The NWS has already received reports of nickel-sized hail from Durham and other places south of the Triangle.
While the possibility of an isolated tornado can’t be ruled out, Sharp said the main threats Thursday are hail and high winds. He said the threat of storms is expected to taper off near Raleigh by 10 a.m., and by places east like Halifax and Rocky Mount by 11 a.m.
For those with mobile devices Thursday, officials recommend enabling Wireless Emergency Alert (WEA) messages so authorized government authorities can alert people of severe weather.
In other parts of the state and in South Carolina severe thunderstorm watches are in effect, and high wind warnings were in effect in the mountains of North Carolina. A special marine warning was issued for much of the South Carolina coast, warning residents and boaters of waterspouts that can overturn boats and produce dangerously high waves.
As the storms begin to leave the area by mid-morning, winds are expected to continue for much of the day, Sharp said.
“We should see wind gusts up to 40 miles per hour this afternoon unto this evening,” he said. In many areas that will see severe weather Thursday morning, a wind advisory is in effect until midnight.

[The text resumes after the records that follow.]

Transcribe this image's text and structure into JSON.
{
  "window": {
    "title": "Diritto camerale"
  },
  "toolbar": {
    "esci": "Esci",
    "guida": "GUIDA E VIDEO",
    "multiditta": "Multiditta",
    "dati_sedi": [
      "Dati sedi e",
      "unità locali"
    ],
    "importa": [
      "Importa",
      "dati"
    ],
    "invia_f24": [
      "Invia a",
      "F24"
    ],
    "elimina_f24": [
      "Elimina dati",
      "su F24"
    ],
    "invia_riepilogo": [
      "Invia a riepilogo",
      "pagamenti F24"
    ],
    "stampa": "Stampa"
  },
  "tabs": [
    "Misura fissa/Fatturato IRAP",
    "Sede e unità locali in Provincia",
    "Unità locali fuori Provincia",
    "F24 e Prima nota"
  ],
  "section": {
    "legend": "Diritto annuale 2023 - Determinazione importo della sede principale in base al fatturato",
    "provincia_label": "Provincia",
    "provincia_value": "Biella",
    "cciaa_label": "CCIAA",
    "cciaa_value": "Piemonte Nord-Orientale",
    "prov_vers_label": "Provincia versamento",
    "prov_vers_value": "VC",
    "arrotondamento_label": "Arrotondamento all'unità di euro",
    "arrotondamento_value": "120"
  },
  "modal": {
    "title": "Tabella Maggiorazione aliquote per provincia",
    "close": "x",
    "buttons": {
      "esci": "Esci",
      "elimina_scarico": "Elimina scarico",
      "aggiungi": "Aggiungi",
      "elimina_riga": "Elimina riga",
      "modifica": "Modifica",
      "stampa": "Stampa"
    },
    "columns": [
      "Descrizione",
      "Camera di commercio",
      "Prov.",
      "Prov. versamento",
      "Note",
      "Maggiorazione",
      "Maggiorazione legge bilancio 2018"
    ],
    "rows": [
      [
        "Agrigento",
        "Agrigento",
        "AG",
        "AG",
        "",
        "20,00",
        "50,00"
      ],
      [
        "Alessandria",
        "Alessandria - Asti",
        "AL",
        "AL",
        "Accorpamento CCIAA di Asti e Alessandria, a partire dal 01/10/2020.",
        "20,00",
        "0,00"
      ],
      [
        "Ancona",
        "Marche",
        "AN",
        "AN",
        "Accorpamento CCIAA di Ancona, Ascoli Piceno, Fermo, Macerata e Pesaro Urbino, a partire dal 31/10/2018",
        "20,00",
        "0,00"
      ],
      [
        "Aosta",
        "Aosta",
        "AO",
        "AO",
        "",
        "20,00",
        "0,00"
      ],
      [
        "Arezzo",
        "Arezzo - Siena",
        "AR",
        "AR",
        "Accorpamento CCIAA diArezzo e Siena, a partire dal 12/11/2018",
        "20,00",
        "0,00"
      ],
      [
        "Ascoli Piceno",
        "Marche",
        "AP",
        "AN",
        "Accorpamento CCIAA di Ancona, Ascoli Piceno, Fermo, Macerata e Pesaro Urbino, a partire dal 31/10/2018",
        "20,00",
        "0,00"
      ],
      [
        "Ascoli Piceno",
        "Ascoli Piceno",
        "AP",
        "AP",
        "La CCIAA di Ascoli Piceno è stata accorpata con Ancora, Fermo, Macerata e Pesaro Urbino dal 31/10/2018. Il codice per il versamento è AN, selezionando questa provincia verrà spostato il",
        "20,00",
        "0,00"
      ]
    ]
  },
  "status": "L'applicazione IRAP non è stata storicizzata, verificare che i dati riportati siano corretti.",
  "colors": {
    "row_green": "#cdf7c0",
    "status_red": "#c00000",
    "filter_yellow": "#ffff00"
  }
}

After the stormy weather passes, forecasters at the National Weather Service called for sunny skies on Friday, Saturday and Sunday.